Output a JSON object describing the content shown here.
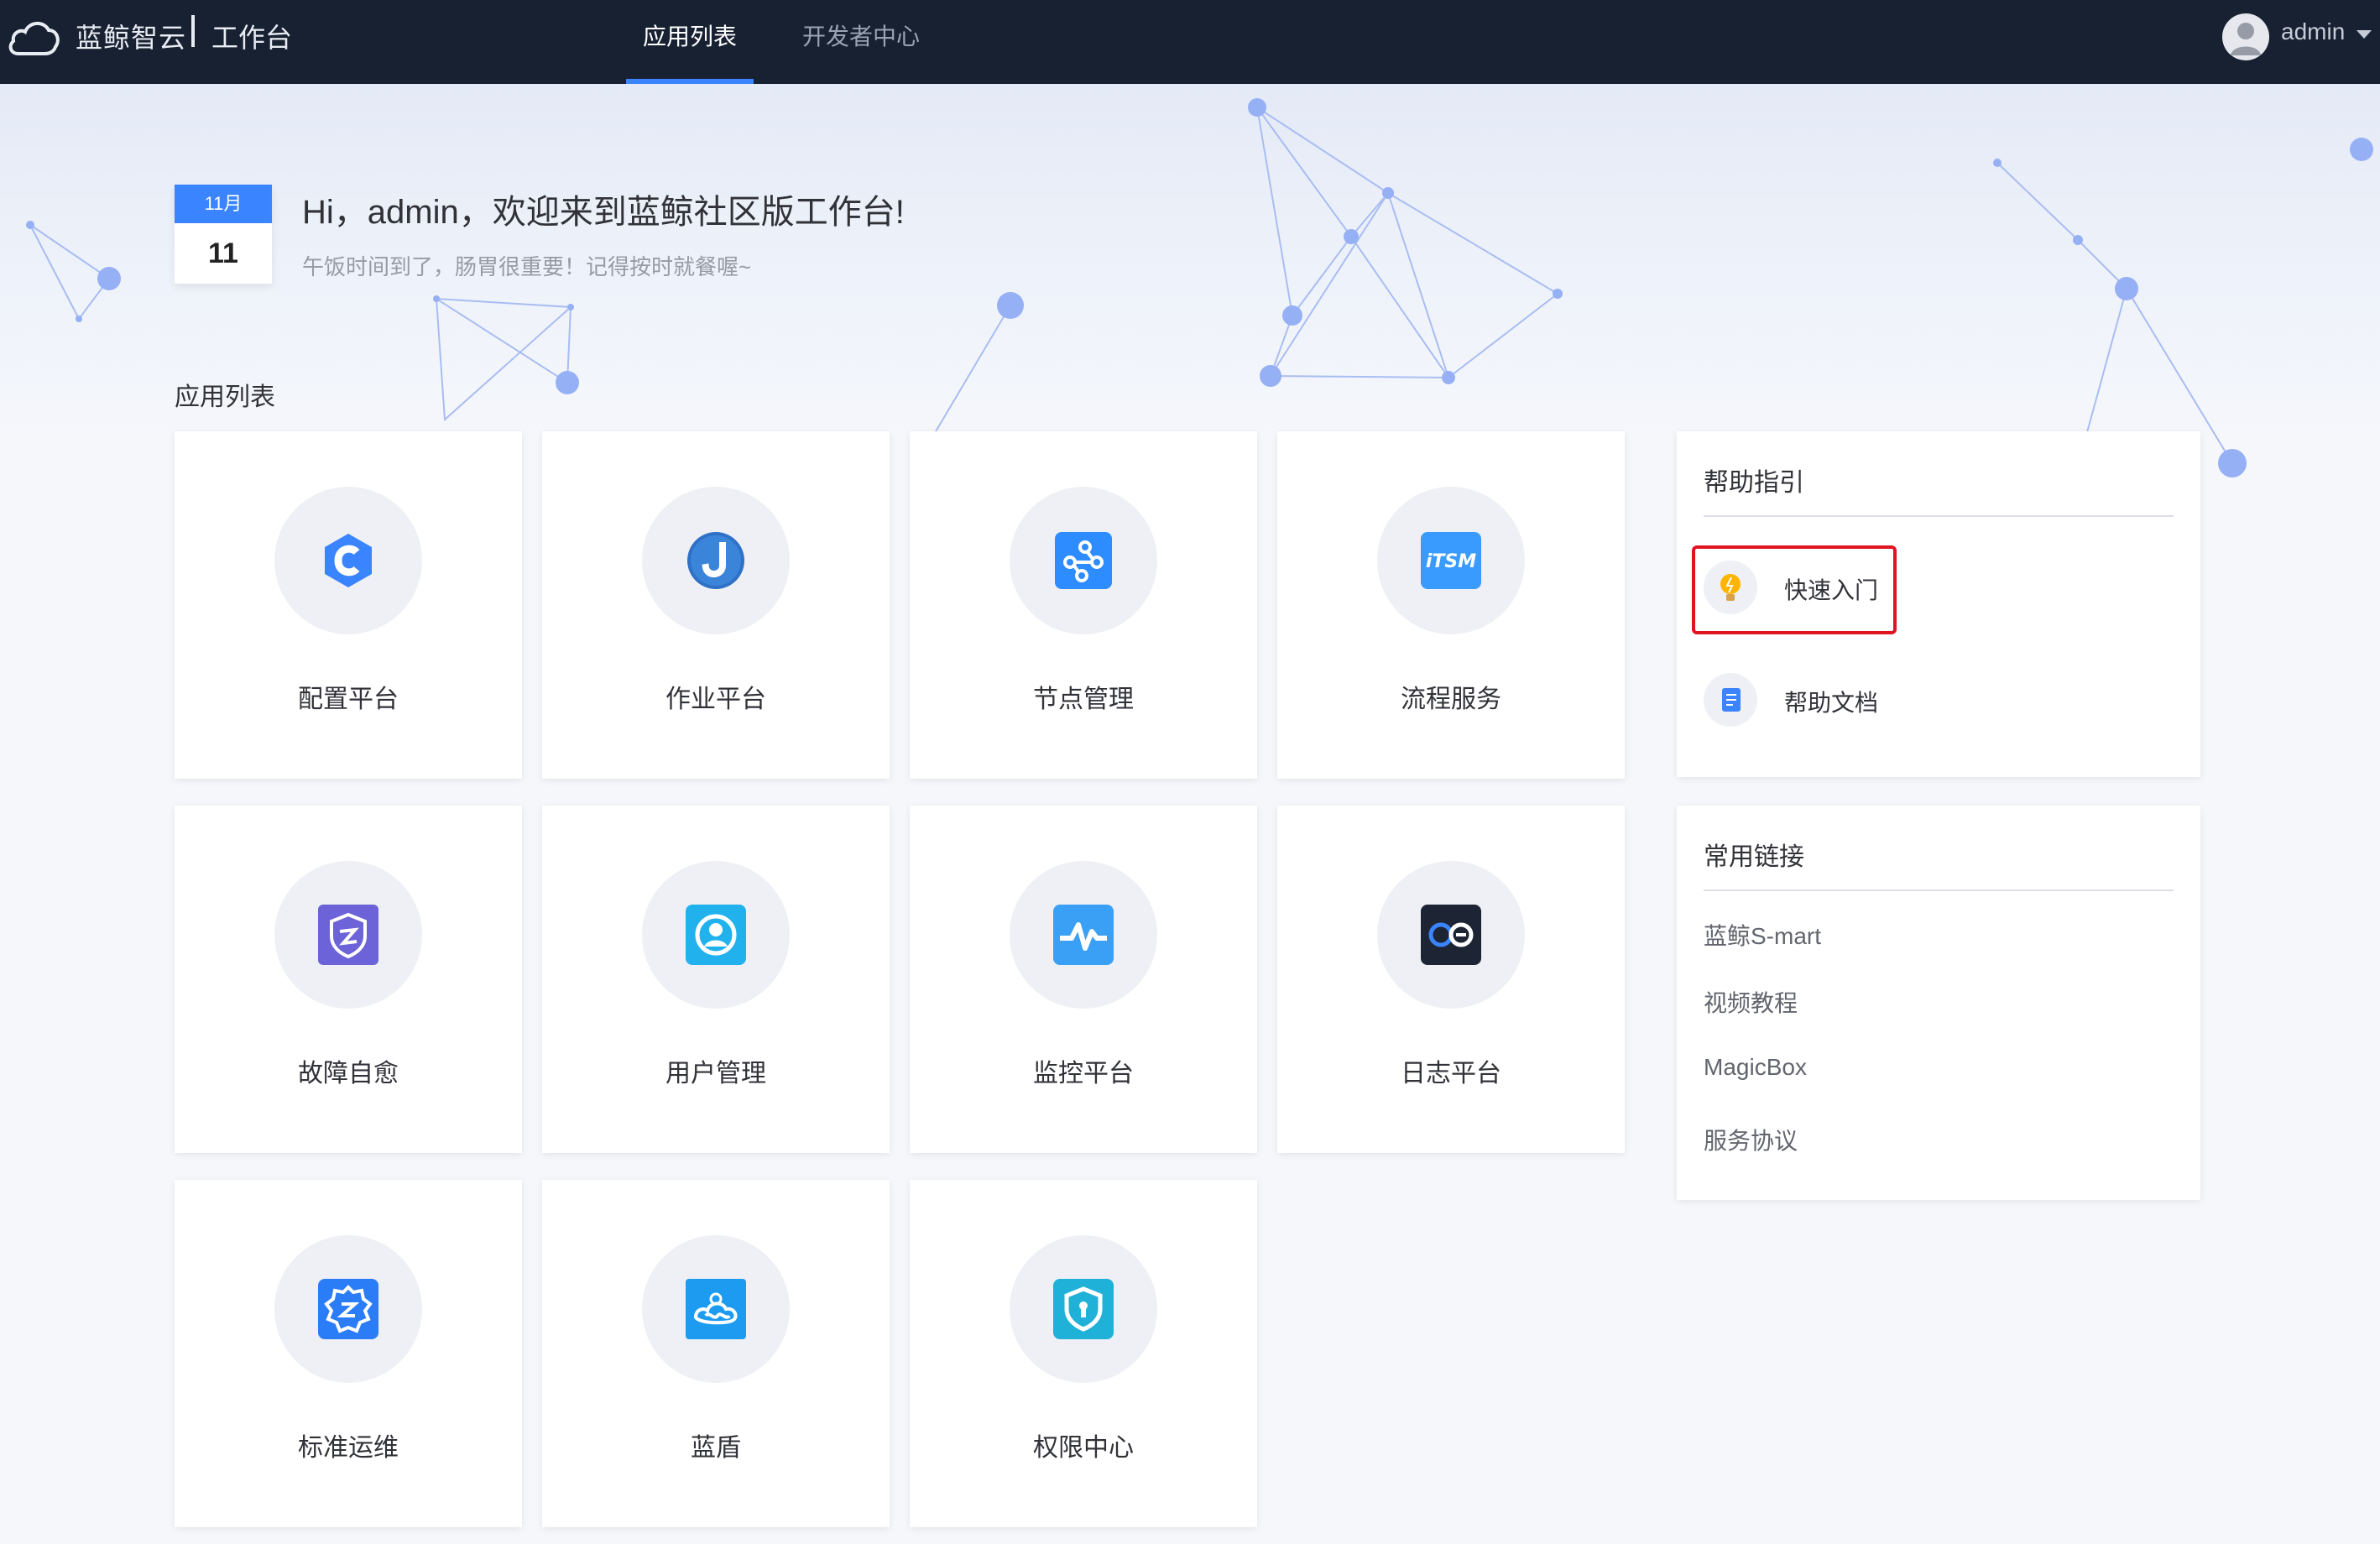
{
  "header": {
    "brand": "蓝鲸智云",
    "product": "工作台",
    "nav": [
      {
        "label": "应用列表",
        "active": true
      },
      {
        "label": "开发者中心",
        "active": false
      }
    ],
    "user": "admin",
    "accent": "#3a84ff",
    "bg": "#182132"
  },
  "welcome": {
    "month": "11月",
    "day": "11",
    "greeting": "Hi，admin，欢迎来到蓝鲸社区版工作台!",
    "tip": "午饭时间到了，肠胃很重要！记得按时就餐喔~"
  },
  "apps_title": "应用列表",
  "apps": [
    {
      "label": "配置平台",
      "icon": "cmdb-icon"
    },
    {
      "label": "作业平台",
      "icon": "job-icon"
    },
    {
      "label": "节点管理",
      "icon": "node-icon"
    },
    {
      "label": "流程服务",
      "icon": "itsm-icon"
    },
    {
      "label": "故障自愈",
      "icon": "fta-icon"
    },
    {
      "label": "用户管理",
      "icon": "user-icon"
    },
    {
      "label": "监控平台",
      "icon": "monitor-icon"
    },
    {
      "label": "日志平台",
      "icon": "log-icon"
    },
    {
      "label": "标准运维",
      "icon": "sops-icon"
    },
    {
      "label": "蓝盾",
      "icon": "devops-icon"
    },
    {
      "label": "权限中心",
      "icon": "iam-icon"
    }
  ],
  "help": {
    "title": "帮助指引",
    "items": [
      {
        "label": "快速入门",
        "icon": "lightbulb-icon"
      },
      {
        "label": "帮助文档",
        "icon": "document-icon"
      }
    ]
  },
  "links": {
    "title": "常用链接",
    "items": [
      "蓝鲸S-mart",
      "视频教程",
      "MagicBox",
      "服务协议"
    ]
  }
}
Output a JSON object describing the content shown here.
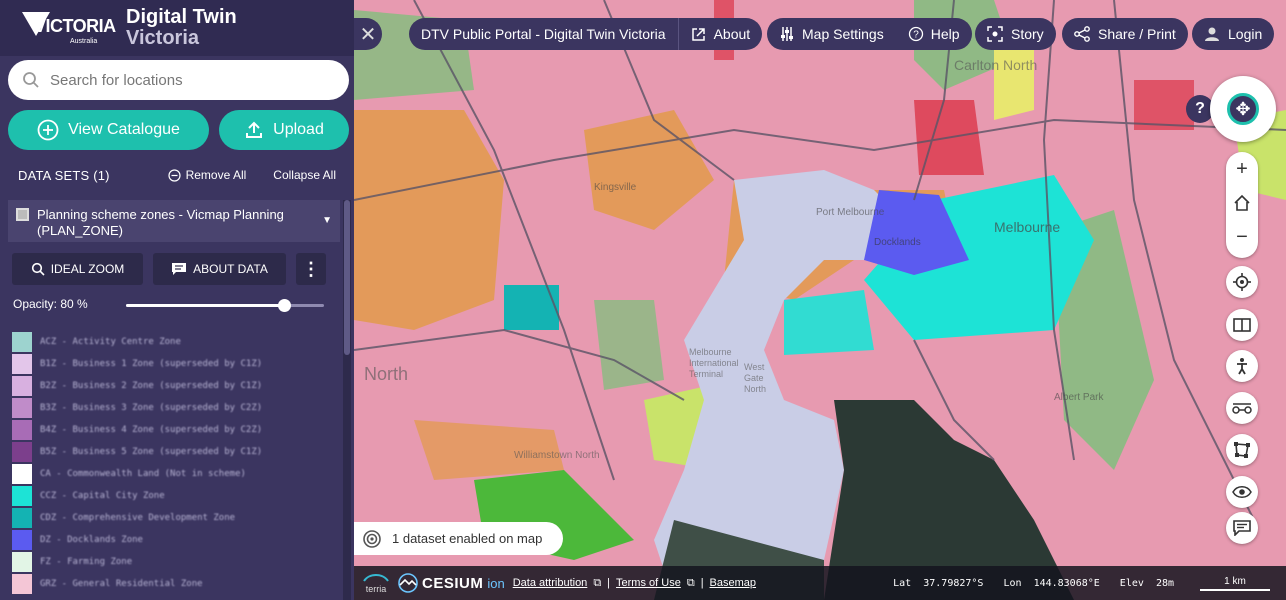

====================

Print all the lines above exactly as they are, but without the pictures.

* Output:
Output a JSON object describing the content shown here.
{
  "header": {
    "brand": "蓝鲸智云",
    "product": "工作台",
    "nav": [
      {
        "label": "应用列表",
        "active": true
      },
      {
        "label": "开发者中心",
        "active": false
      }
    ],
    "user": "admin",
    "accent": "#3a84ff",
    "bg": "#182132"
  },
  "welcome": {
    "month": "11月",
    "day": "11",
    "greeting": "Hi，admin，欢迎来到蓝鲸社区版工作台!",
    "tip": "午饭时间到了，肠胃很重要！记得按时就餐喔~"
  },
  "apps_title": "应用列表",
  "apps": [
    {
      "label": "配置平台",
      "icon": "cmdb-icon"
    },
    {
      "label": "作业平台",
      "icon": "job-icon"
    },
    {
      "label": "节点管理",
      "icon": "node-icon"
    },
    {
      "label": "流程服务",
      "icon": "itsm-icon"
    },
    {
      "label": "故障自愈",
      "icon": "fta-icon"
    },
    {
      "label": "用户管理",
      "icon": "user-icon"
    },
    {
      "label": "监控平台",
      "icon": "monitor-icon"
    },
    {
      "label": "日志平台",
      "icon": "log-icon"
    },
    {
      "label": "标准运维",
      "icon": "sops-icon"
    },
    {
      "label": "蓝盾",
      "icon": "devops-icon"
    },
    {
      "label": "权限中心",
      "icon": "iam-icon"
    }
  ],
  "help": {
    "title": "帮助指引",
    "items": [
      {
        "label": "快速入门",
        "icon": "lightbulb-icon"
      },
      {
        "label": "帮助文档",
        "icon": "document-icon"
      }
    ]
  },
  "links": {
    "title": "常用链接",
    "items": [
      "蓝鲸S-mart",
      "视频教程",
      "MagicBox",
      "服务协议"
    ]
  }
}
Output a JSON object describing the content shown here.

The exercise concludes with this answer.